+++ MATERIAL FOR THE TASK +++
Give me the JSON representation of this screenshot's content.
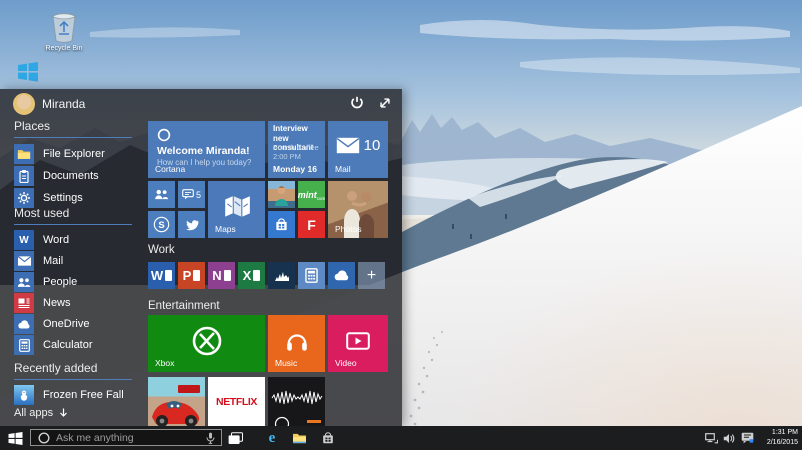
{
  "desktop": {
    "recycle_bin": {
      "label": "Recycle Bin"
    }
  },
  "start_menu": {
    "user": {
      "name": "Miranda"
    },
    "places": {
      "title": "Places",
      "items": [
        {
          "label": "File Explorer",
          "icon": "folder-icon"
        },
        {
          "label": "Documents",
          "icon": "document-icon"
        },
        {
          "label": "Settings",
          "icon": "gear-icon"
        }
      ]
    },
    "most_used": {
      "title": "Most used",
      "items": [
        {
          "label": "Word",
          "icon": "word-icon"
        },
        {
          "label": "Mail",
          "icon": "envelope-icon"
        },
        {
          "label": "People",
          "icon": "people-icon"
        },
        {
          "label": "News",
          "icon": "news-icon"
        },
        {
          "label": "OneDrive",
          "icon": "cloud-icon"
        },
        {
          "label": "Calculator",
          "icon": "calculator-icon"
        }
      ]
    },
    "recently_added": {
      "title": "Recently added",
      "items": [
        {
          "label": "Frozen Free Fall",
          "icon": "frozen-icon"
        }
      ]
    },
    "all_apps": {
      "label": "All apps"
    },
    "groups": {
      "work": "Work",
      "entertainment": "Entertainment"
    },
    "tiles": {
      "cortana": {
        "title": "Welcome Miranda!",
        "subtitle": "How can I help you today?",
        "label": "Cortana"
      },
      "calendar": {
        "event": "Interview new consultant",
        "location": "Fourth Coffee",
        "time": "2:00 PM",
        "label": "Monday 16"
      },
      "mail": {
        "count": "10",
        "label": "Mail"
      },
      "messaging": {
        "count": "5"
      },
      "maps": {
        "label": "Maps"
      },
      "mint": {
        "label": "mint",
        "suffix": "com"
      },
      "photos": {
        "label": "Photos"
      },
      "xbox": {
        "label": "Xbox"
      },
      "music": {
        "label": "Music"
      },
      "video": {
        "label": "Video"
      },
      "netflix": {
        "label": "NETFLIX"
      }
    }
  },
  "taskbar": {
    "search": {
      "placeholder": "Ask me anything"
    },
    "clock": {
      "time": "1:31 PM",
      "date": "2/16/2015"
    }
  },
  "colors": {
    "accent_blue": "#4f7cba",
    "tile_blue": "#4d7ab8",
    "xbox_green": "#118a11",
    "music_orange": "#e8671d",
    "video_magenta": "#d91d5e",
    "word_blue": "#2a5fad",
    "powerpoint_red": "#c74425",
    "onenote_purple": "#8d3f90",
    "excel_green": "#1e7a43",
    "money_navy": "#16324f",
    "onedrive_blue": "#2f66ad",
    "news_red": "#cf3a44",
    "flipboard_red": "#e12b2b",
    "mint_green": "#46b14c",
    "store_blue": "#3578d0",
    "netflix_red": "#d30f1e",
    "taskbar_bg": "#1c1d1f"
  }
}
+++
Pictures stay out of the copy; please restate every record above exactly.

Give me the JSON representation of this screenshot's content.
{
  "desktop": {
    "recycle_bin": {
      "label": "Recycle Bin"
    }
  },
  "start_menu": {
    "user": {
      "name": "Miranda"
    },
    "places": {
      "title": "Places",
      "items": [
        {
          "label": "File Explorer",
          "icon": "folder-icon"
        },
        {
          "label": "Documents",
          "icon": "document-icon"
        },
        {
          "label": "Settings",
          "icon": "gear-icon"
        }
      ]
    },
    "most_used": {
      "title": "Most used",
      "items": [
        {
          "label": "Word",
          "icon": "word-icon"
        },
        {
          "label": "Mail",
          "icon": "envelope-icon"
        },
        {
          "label": "People",
          "icon": "people-icon"
        },
        {
          "label": "News",
          "icon": "news-icon"
        },
        {
          "label": "OneDrive",
          "icon": "cloud-icon"
        },
        {
          "label": "Calculator",
          "icon": "calculator-icon"
        }
      ]
    },
    "recently_added": {
      "title": "Recently added",
      "items": [
        {
          "label": "Frozen Free Fall",
          "icon": "frozen-icon"
        }
      ]
    },
    "all_apps": {
      "label": "All apps"
    },
    "groups": {
      "work": "Work",
      "entertainment": "Entertainment"
    },
    "tiles": {
      "cortana": {
        "title": "Welcome Miranda!",
        "subtitle": "How can I help you today?",
        "label": "Cortana"
      },
      "calendar": {
        "event": "Interview new consultant",
        "location": "Fourth Coffee",
        "time": "2:00 PM",
        "label": "Monday 16"
      },
      "mail": {
        "count": "10",
        "label": "Mail"
      },
      "messaging": {
        "count": "5"
      },
      "maps": {
        "label": "Maps"
      },
      "mint": {
        "label": "mint",
        "suffix": "com"
      },
      "photos": {
        "label": "Photos"
      },
      "xbox": {
        "label": "Xbox"
      },
      "music": {
        "label": "Music"
      },
      "video": {
        "label": "Video"
      },
      "netflix": {
        "label": "NETFLIX"
      }
    }
  },
  "taskbar": {
    "search": {
      "placeholder": "Ask me anything"
    },
    "clock": {
      "time": "1:31 PM",
      "date": "2/16/2015"
    }
  },
  "colors": {
    "accent_blue": "#4f7cba",
    "tile_blue": "#4d7ab8",
    "xbox_green": "#118a11",
    "music_orange": "#e8671d",
    "video_magenta": "#d91d5e",
    "word_blue": "#2a5fad",
    "powerpoint_red": "#c74425",
    "onenote_purple": "#8d3f90",
    "excel_green": "#1e7a43",
    "money_navy": "#16324f",
    "onedrive_blue": "#2f66ad",
    "news_red": "#cf3a44",
    "flipboard_red": "#e12b2b",
    "mint_green": "#46b14c",
    "store_blue": "#3578d0",
    "netflix_red": "#d30f1e",
    "taskbar_bg": "#1c1d1f"
  }
}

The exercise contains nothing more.